In June, the city theme will be focused on the history of Independence Day, but the city will not be recognizing (LGBTQ+) Pride Month.

The City Council voted 4 to 3 on Tuesday night to approve a 12-month calendar that will see each month dedicated to a specific theme but would remove other familiar months from the recognition list.

The item, introduced by Mayor Gracey Van Der Mark, Mayor Pro Tem Pat Burns and Councilman Casey McKeon, states that it is designed to honor the rich historic heritage of the country, state and Surf City itself. Each month’s theme will highlight significant events, landmarks and influential figures.

Tony Strickland voted to approve the item, while Dan Kalmick, Natalie Moser and Rhonda Bolton all voted “no.”

McKeon said that over the past year, city archivist and historian Kathie Schey has sent him about 20 chronological photos of the history of Huntington Beach that he has hanging in his council office.

“Myself, as a third-generation Huntington Beach resident, I’ve just been amazed to learn how much of our rich history that I was unaware of, and I can only imagine that the majority of our residents are unaware of as well,” McKeon said. “That was essentially the genesis for this calendar of historically themed months ... the monthly celebrations [now] are fragmented, inconsistent and relatively unorganized within the departments.”

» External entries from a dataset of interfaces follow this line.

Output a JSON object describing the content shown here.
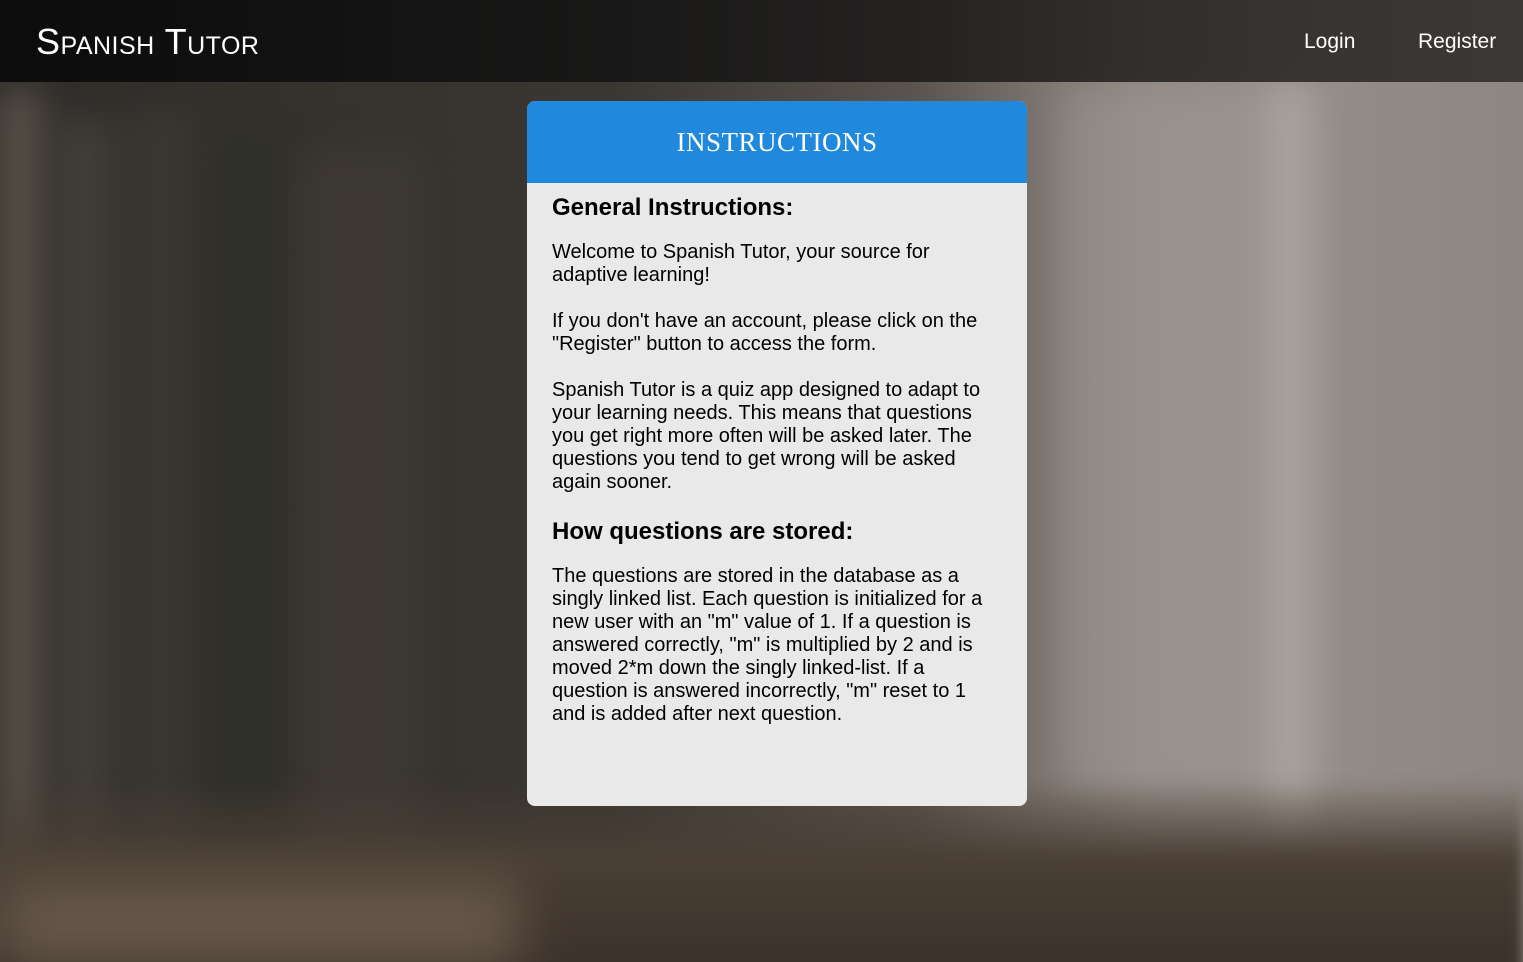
{
  "navbar": {
    "brand": "Spanish Tutor",
    "login_label": "Login",
    "register_label": "Register"
  },
  "card": {
    "title": "INSTRUCTIONS",
    "sections": [
      {
        "heading": "General Instructions:",
        "paragraphs": [
          "Welcome to Spanish Tutor, your source for adaptive learning!",
          "If you don't have an account, please click on the \"Register\" button to access the form.",
          "Spanish Tutor is a quiz app designed to adapt to your learning needs. This means that questions you get right more often will be asked later. The questions you tend to get wrong will be asked again sooner."
        ]
      },
      {
        "heading": "How questions are stored:",
        "paragraphs": [
          "The questions are stored in the database as a singly linked list. Each question is initialized for a new user with an \"m\" value of 1. If a question is answered correctly, \"m\" is multiplied by 2 and is moved 2*m down the singly linked-list. If a question is answered incorrectly, \"m\" reset to 1 and is added after next question."
        ]
      }
    ]
  },
  "colors": {
    "header_blue": "#2089de",
    "card_bg": "#e9e9e9",
    "navbar_bg": "#111111"
  }
}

But Schey, earlier in the meeting during public comments, said she would be resigning as the chair of the historic resources board and as member of the design review board in protest of the item.

Another seven- to nine-member committee would be created to decide the calendar of events for each year, which she saw as usurping the power of the historic resources board.

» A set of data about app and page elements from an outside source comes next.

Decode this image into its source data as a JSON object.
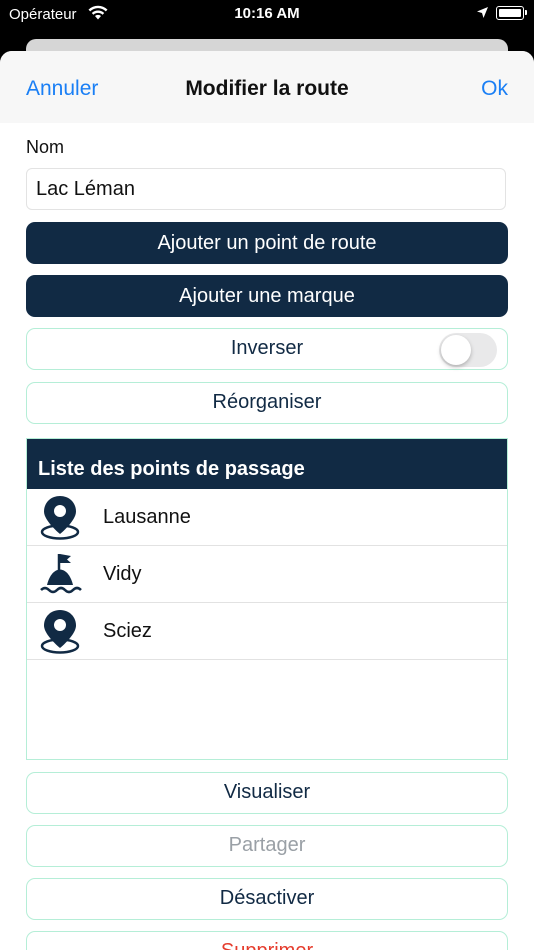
{
  "status_bar": {
    "carrier": "Opérateur",
    "time": "10:16 AM"
  },
  "nav": {
    "cancel_label": "Annuler",
    "title": "Modifier la route",
    "ok_label": "Ok"
  },
  "form": {
    "name_label": "Nom",
    "name_value": "Lac Léman"
  },
  "buttons": {
    "add_waypoint": "Ajouter un point de route",
    "add_mark": "Ajouter une marque",
    "reverse": "Inverser",
    "reorder": "Réorganiser",
    "visualize": "Visualiser",
    "share": "Partager",
    "deactivate": "Désactiver",
    "delete": "Supprimer"
  },
  "reverse_toggle_on": false,
  "waypoints": {
    "header": "Liste des points de passage",
    "items": [
      {
        "label": "Lausanne",
        "icon": "map-pin-icon"
      },
      {
        "label": "Vidy",
        "icon": "buoy-icon"
      },
      {
        "label": "Sciez",
        "icon": "map-pin-icon"
      }
    ]
  },
  "colors": {
    "primary_dark": "#112a44",
    "link_blue": "#1a7ff5",
    "outline": "#b5eed7",
    "danger": "#e53b2c"
  }
}
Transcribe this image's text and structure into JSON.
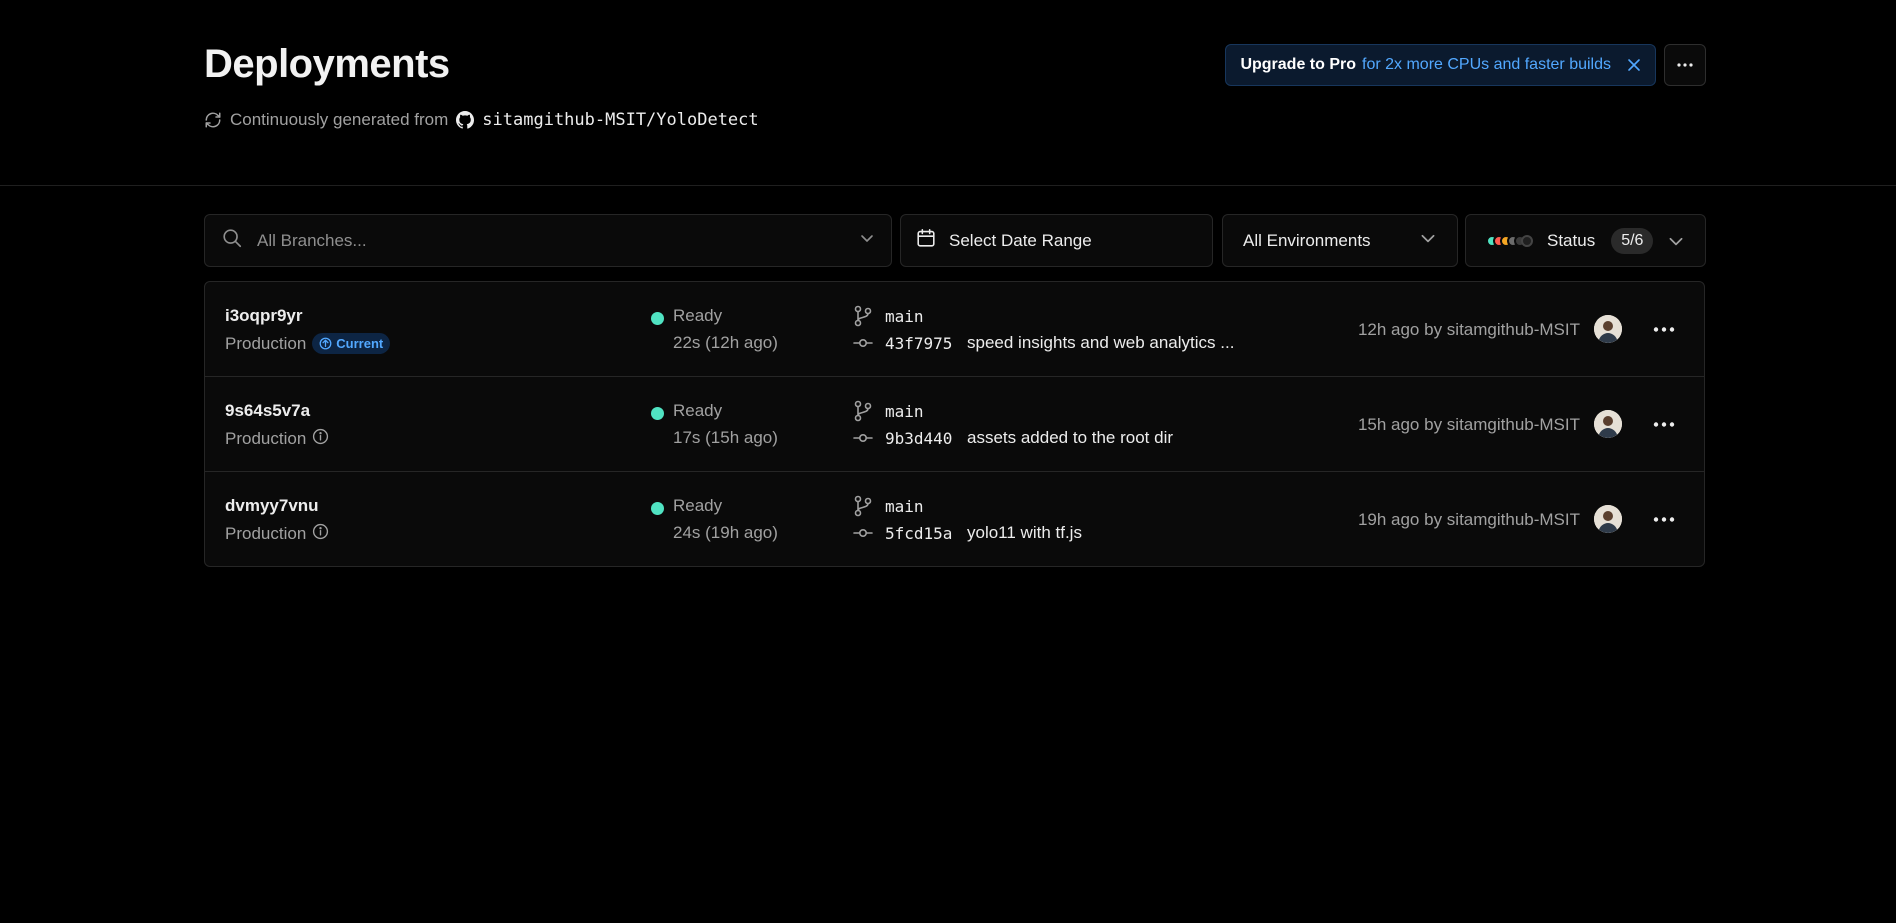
{
  "header": {
    "title": "Deployments",
    "generated_prefix": "Continuously generated from",
    "repo": "sitamgithub-MSIT/YoloDetect",
    "upgrade": {
      "strong": "Upgrade to Pro",
      "rest": "for 2x more CPUs and faster builds"
    }
  },
  "filters": {
    "branch_placeholder": "All Branches...",
    "date_label": "Select Date Range",
    "env_label": "All Environments",
    "status_label": "Status",
    "status_count": "5/6"
  },
  "colors": {
    "ready": "#50e3c2",
    "accent_blue": "#52a8ff"
  },
  "deployments": [
    {
      "id": "i3oqpr9yr",
      "environment": "Production",
      "current_badge": "Current",
      "status": "Ready",
      "duration": "22s (12h ago)",
      "branch": "main",
      "sha": "43f7975",
      "message": "speed insights and web analytics ...",
      "author": "12h ago by sitamgithub-MSIT"
    },
    {
      "id": "9s64s5v7a",
      "environment": "Production",
      "status": "Ready",
      "duration": "17s (15h ago)",
      "branch": "main",
      "sha": "9b3d440",
      "message": "assets added to the root dir",
      "author": "15h ago by sitamgithub-MSIT"
    },
    {
      "id": "dvmyy7vnu",
      "environment": "Production",
      "status": "Ready",
      "duration": "24s (19h ago)",
      "branch": "main",
      "sha": "5fcd15a",
      "message": "yolo11 with tf.js",
      "author": "19h ago by sitamgithub-MSIT"
    }
  ]
}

“I think it’s a pretty thinly veiled, stinging vote of no confidence both in my role as a historian and leadership of the historic resources board,” Schey said.

“The members of that board include a history professor, two history authors, two of the great-grandsons of our first mayor ... and this is unfair to them.”

The item states the committee could be assisted by the historic resources board or city staff, as needed.

McKeon said the board was not consulted before the item was put on the agenda, though he did have a conversation with Schey over the weekend.

Monthly themes for 2024, as proposed and amended Tuesday, include celebrating the city’s origins and remembrance of the Holocaust in January, California’s history in March and the history of Huntington Beach’s railroad in April. But the item also states that any previous monthly themes or celebrations approved by earlier City Councils would be repealed and superseded.

These federally recognized celebrations include Black History Month, Women’s History Month in March and Pride Month in June, among others.

May is Asian/Pacific American Heritage Month, and Hispanic Heritage Month runs from mid-September to mid-October.

The item states that the new Huntington Beach celebrations are intended to be “free of any identity politics and political agendas.”

Kalmick questioned both the item itself and why the previously approved celebrations need to be disregarded.

“This is not public policy,” he said. “This is an Eagle Scout project. This is what we all learned in fourth grade and 10th grade and 11th grade. I do apologize if you didn’t know some of these things; a lot of folks in town do ... So, February of 2024 we’re not going to celebrate Black History Month. Why not?”

McKeon said the previous themed months could be added back in future years.

“This is meant to be a fun exercise that brings the community together,” he said. “You’re totally over-complicating it.”

Moser, who has a bachelor’s degree in history from Cal State Long Beach, said that presenting a comprehensive historical narrative is complex, and she cautioned against over-simplification or inadvertent sanitizing of the past.

“I love history and I want us to know more about history, [but] our immediate role as council members is to prioritize the needs of the community that directly impact them,” she said.

Don Han is the director of community partnerships for Groundswell, formerly known as OC Human Relations.

He said he had been working to support the Huntington Beach Human Relations Task Force/Committee, which the council voted to ax over the summer, since 2005.

“It is kind of disheartening to see that the nationally recognized heritage months are being removed from the city of Huntington Beach,” Han said Wednesday.

“The history of Huntington Beach is the history of these people. If Huntington Beach wants to continue to celebrate its diversity, it has to embrace and be inclusive of all people, so that they feel that they belong. Removing the Black History Month celebration, imagine if you identify as a Black person in that community, to see your city’s elected officials say, ‘We’re not going to recognize you and your history.’ That can be disheartening.”

State Sen. Dave Min also released a statement that was highly critical of the item.

Burns said that the federally recognized months were already well known and being celebrated.

“Just not in Huntington Beach,” Kalmick said.